[MATERIAL PROVIDED Boundary: Start]

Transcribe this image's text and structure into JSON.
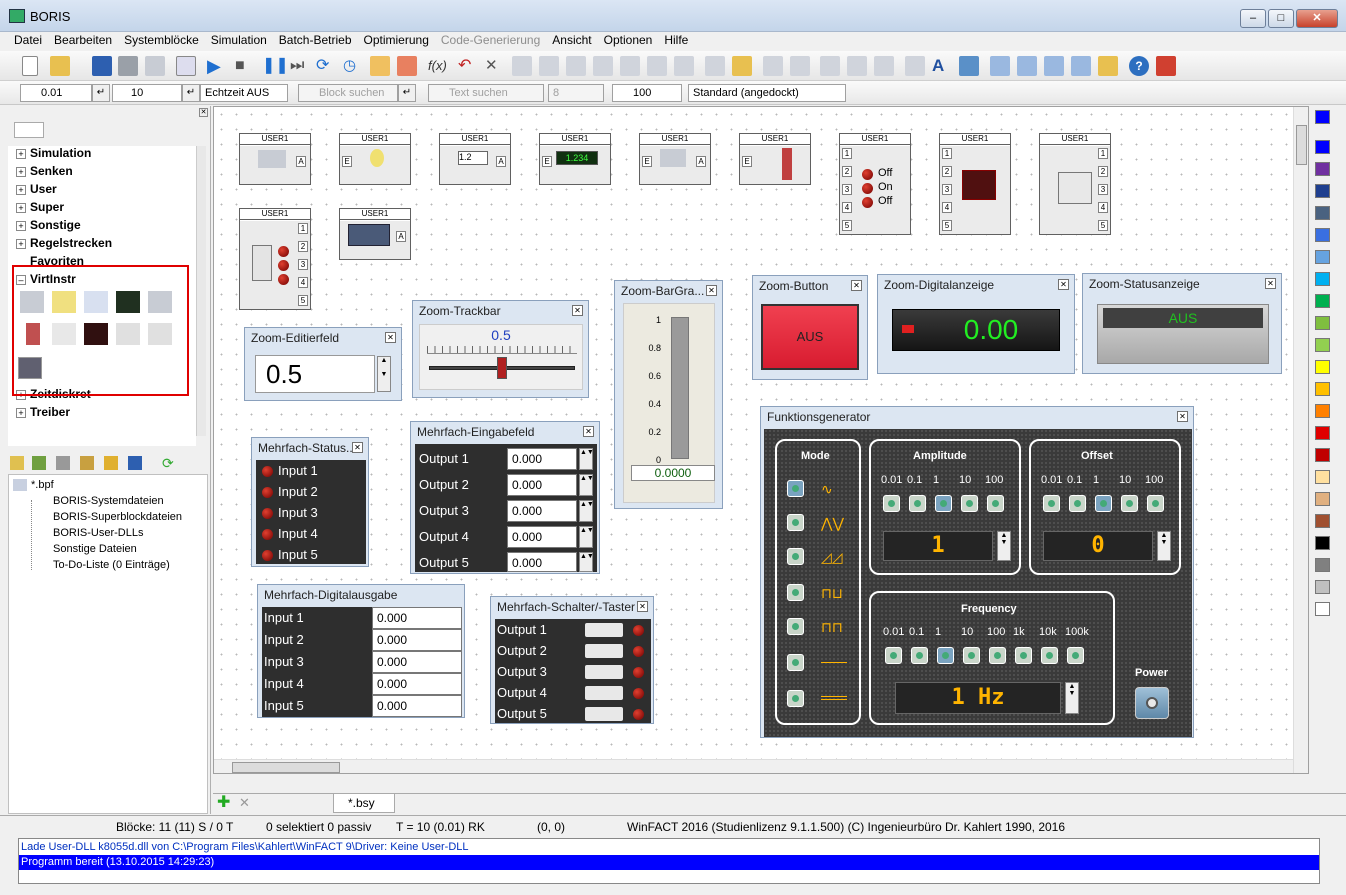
{
  "app": {
    "title": "BORIS"
  },
  "menu": [
    "Datei",
    "Bearbeiten",
    "Systemblöcke",
    "Simulation",
    "Batch-Betrieb",
    "Optimierung",
    "Code-Generierung",
    "Ansicht",
    "Optionen",
    "Hilfe"
  ],
  "toolbar2": {
    "step": "0.01",
    "end": "10",
    "realtime": "Echtzeit AUS",
    "block_search": "Block suchen",
    "text_search": "Text suchen",
    "count": "8",
    "width": "100",
    "layout": "Standard (angedockt)"
  },
  "categories": [
    "Simulation",
    "Senken",
    "User",
    "Super",
    "Sonstige",
    "Regelstrecken",
    "Favoriten",
    "VirtInstr",
    "Zeitdiskret",
    "Treiber"
  ],
  "tree": {
    "root": "*.bpf",
    "items": [
      "BORIS-Systemdateien",
      "BORIS-Superblockdateien",
      "BORIS-User-DLLs",
      "Sonstige Dateien",
      "To-Do-Liste (0 Einträge)"
    ]
  },
  "blocks": {
    "label": "USER1",
    "port_a": "A",
    "port_e": "E",
    "digit_value": "1.234",
    "leds": [
      "Off",
      "On",
      "Off"
    ]
  },
  "edit_field": {
    "title": "Zoom-Editierfeld",
    "value": "0.5"
  },
  "trackbar": {
    "title": "Zoom-Trackbar",
    "value": "0.5",
    "level": 0.5
  },
  "bargraph": {
    "title": "Zoom-BarGra...",
    "ticks": [
      "1",
      "0.8",
      "0.6",
      "0.4",
      "0.2",
      "0"
    ],
    "value": "0.0000"
  },
  "button": {
    "title": "Zoom-Button",
    "label": "AUS"
  },
  "digital": {
    "title": "Zoom-Digitalanzeige",
    "value": "0.00"
  },
  "status": {
    "title": "Zoom-Statusanzeige",
    "value": "AUS"
  },
  "multi_status": {
    "title": "Mehrfach-Status...",
    "rows": [
      "Input 1",
      "Input 2",
      "Input 3",
      "Input 4",
      "Input 5"
    ]
  },
  "multi_input": {
    "title": "Mehrfach-Eingabefeld",
    "rows": [
      "Output 1",
      "Output 2",
      "Output 3",
      "Output 4",
      "Output 5"
    ],
    "values": [
      "0.000",
      "0.000",
      "0.000",
      "0.000",
      "0.000"
    ]
  },
  "multi_digital": {
    "title": "Mehrfach-Digitalausgabe",
    "rows": [
      "Input 1",
      "Input 2",
      "Input 3",
      "Input 4",
      "Input 5"
    ],
    "values": [
      "0.000",
      "0.000",
      "0.000",
      "0.000",
      "0.000"
    ]
  },
  "multi_switch": {
    "title": "Mehrfach-Schalter/-Taster",
    "rows": [
      "Output 1",
      "Output 2",
      "Output 3",
      "Output 4",
      "Output 5"
    ]
  },
  "funcgen": {
    "title": "Funktionsgenerator",
    "mode": "Mode",
    "amplitude": "Amplitude",
    "offset": "Offset",
    "frequency": "Frequency",
    "power": "Power",
    "amp_labels": [
      "0.01",
      "0.1",
      "1",
      "10",
      "100"
    ],
    "freq_labels": [
      "0.01",
      "0.1",
      "1",
      "10",
      "100",
      "1k",
      "10k",
      "100k"
    ],
    "amp_value": "1",
    "offset_value": "0",
    "freq_value": "1 Hz"
  },
  "tab": "*.bsy",
  "statusbar": {
    "blocks": "Blöcke: 11 (11) S / 0 T",
    "selected": "0 selektiert  0 passiv",
    "time": "T = 10  (0.01)  RK",
    "coords": "(0, 0)",
    "license": "WinFACT 2016 (Studienlizenz 9.1.1.500)  (C) Ingenieurbüro Dr. Kahlert 1990, 2016"
  },
  "log": [
    "Lade User-DLL k8055d.dll von C:\\Program Files\\Kahlert\\WinFACT 9\\Driver: Keine User-DLL",
    "Programm bereit   (13.10.2015 14:29:23)"
  ],
  "colors": {
    "palette": [
      "#0000ff",
      "#0000ff",
      "#7030a0",
      "#1f3f8f",
      "#4a6280",
      "#3a6fe0",
      "#66a3e0",
      "#00b0f0",
      "#00b050",
      "#7fbf3f",
      "#92d050",
      "#ffff00",
      "#ffc000",
      "#ff8000",
      "#e00000",
      "#c00000",
      "#ffe0a0",
      "#e0b080",
      "#a05030",
      "#000000",
      "#808080",
      "#c0c0c0",
      "#ffffff"
    ]
  }
}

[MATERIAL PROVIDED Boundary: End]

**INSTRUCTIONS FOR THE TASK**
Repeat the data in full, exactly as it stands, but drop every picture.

**RESULT FOR THIS EXERCISE**
Transcribe this image's text and structure into JSON.
{
  "app": {
    "title": "BORIS"
  },
  "menu": [
    "Datei",
    "Bearbeiten",
    "Systemblöcke",
    "Simulation",
    "Batch-Betrieb",
    "Optimierung",
    "Code-Generierung",
    "Ansicht",
    "Optionen",
    "Hilfe"
  ],
  "toolbar2": {
    "step": "0.01",
    "end": "10",
    "realtime": "Echtzeit AUS",
    "block_search": "Block suchen",
    "text_search": "Text suchen",
    "count": "8",
    "width": "100",
    "layout": "Standard (angedockt)"
  },
  "categories": [
    "Simulation",
    "Senken",
    "User",
    "Super",
    "Sonstige",
    "Regelstrecken",
    "Favoriten",
    "VirtInstr",
    "Zeitdiskret",
    "Treiber"
  ],
  "tree": {
    "root": "*.bpf",
    "items": [
      "BORIS-Systemdateien",
      "BORIS-Superblockdateien",
      "BORIS-User-DLLs",
      "Sonstige Dateien",
      "To-Do-Liste (0 Einträge)"
    ]
  },
  "blocks": {
    "label": "USER1",
    "port_a": "A",
    "port_e": "E",
    "digit_value": "1.234",
    "leds": [
      "Off",
      "On",
      "Off"
    ]
  },
  "edit_field": {
    "title": "Zoom-Editierfeld",
    "value": "0.5"
  },
  "trackbar": {
    "title": "Zoom-Trackbar",
    "value": "0.5",
    "level": 0.5
  },
  "bargraph": {
    "title": "Zoom-BarGra...",
    "ticks": [
      "1",
      "0.8",
      "0.6",
      "0.4",
      "0.2",
      "0"
    ],
    "value": "0.0000"
  },
  "button": {
    "title": "Zoom-Button",
    "label": "AUS"
  },
  "digital": {
    "title": "Zoom-Digitalanzeige",
    "value": "0.00"
  },
  "status": {
    "title": "Zoom-Statusanzeige",
    "value": "AUS"
  },
  "multi_status": {
    "title": "Mehrfach-Status...",
    "rows": [
      "Input 1",
      "Input 2",
      "Input 3",
      "Input 4",
      "Input 5"
    ]
  },
  "multi_input": {
    "title": "Mehrfach-Eingabefeld",
    "rows": [
      "Output 1",
      "Output 2",
      "Output 3",
      "Output 4",
      "Output 5"
    ],
    "values": [
      "0.000",
      "0.000",
      "0.000",
      "0.000",
      "0.000"
    ]
  },
  "multi_digital": {
    "title": "Mehrfach-Digitalausgabe",
    "rows": [
      "Input 1",
      "Input 2",
      "Input 3",
      "Input 4",
      "Input 5"
    ],
    "values": [
      "0.000",
      "0.000",
      "0.000",
      "0.000",
      "0.000"
    ]
  },
  "multi_switch": {
    "title": "Mehrfach-Schalter/-Taster",
    "rows": [
      "Output 1",
      "Output 2",
      "Output 3",
      "Output 4",
      "Output 5"
    ]
  },
  "funcgen": {
    "title": "Funktionsgenerator",
    "mode": "Mode",
    "amplitude": "Amplitude",
    "offset": "Offset",
    "frequency": "Frequency",
    "power": "Power",
    "amp_labels": [
      "0.01",
      "0.1",
      "1",
      "10",
      "100"
    ],
    "freq_labels": [
      "0.01",
      "0.1",
      "1",
      "10",
      "100",
      "1k",
      "10k",
      "100k"
    ],
    "amp_value": "1",
    "offset_value": "0",
    "freq_value": "1 Hz"
  },
  "tab": "*.bsy",
  "statusbar": {
    "blocks": "Blöcke: 11 (11) S / 0 T",
    "selected": "0 selektiert  0 passiv",
    "time": "T = 10  (0.01)  RK",
    "coords": "(0, 0)",
    "license": "WinFACT 2016 (Studienlizenz 9.1.1.500)  (C) Ingenieurbüro Dr. Kahlert 1990, 2016"
  },
  "log": [
    "Lade User-DLL k8055d.dll von C:\\Program Files\\Kahlert\\WinFACT 9\\Driver: Keine User-DLL",
    "Programm bereit   (13.10.2015 14:29:23)"
  ],
  "colors": {
    "palette": [
      "#0000ff",
      "#0000ff",
      "#7030a0",
      "#1f3f8f",
      "#4a6280",
      "#3a6fe0",
      "#66a3e0",
      "#00b0f0",
      "#00b050",
      "#7fbf3f",
      "#92d050",
      "#ffff00",
      "#ffc000",
      "#ff8000",
      "#e00000",
      "#c00000",
      "#ffe0a0",
      "#e0b080",
      "#a05030",
      "#000000",
      "#808080",
      "#c0c0c0",
      "#ffffff"
    ]
  }
}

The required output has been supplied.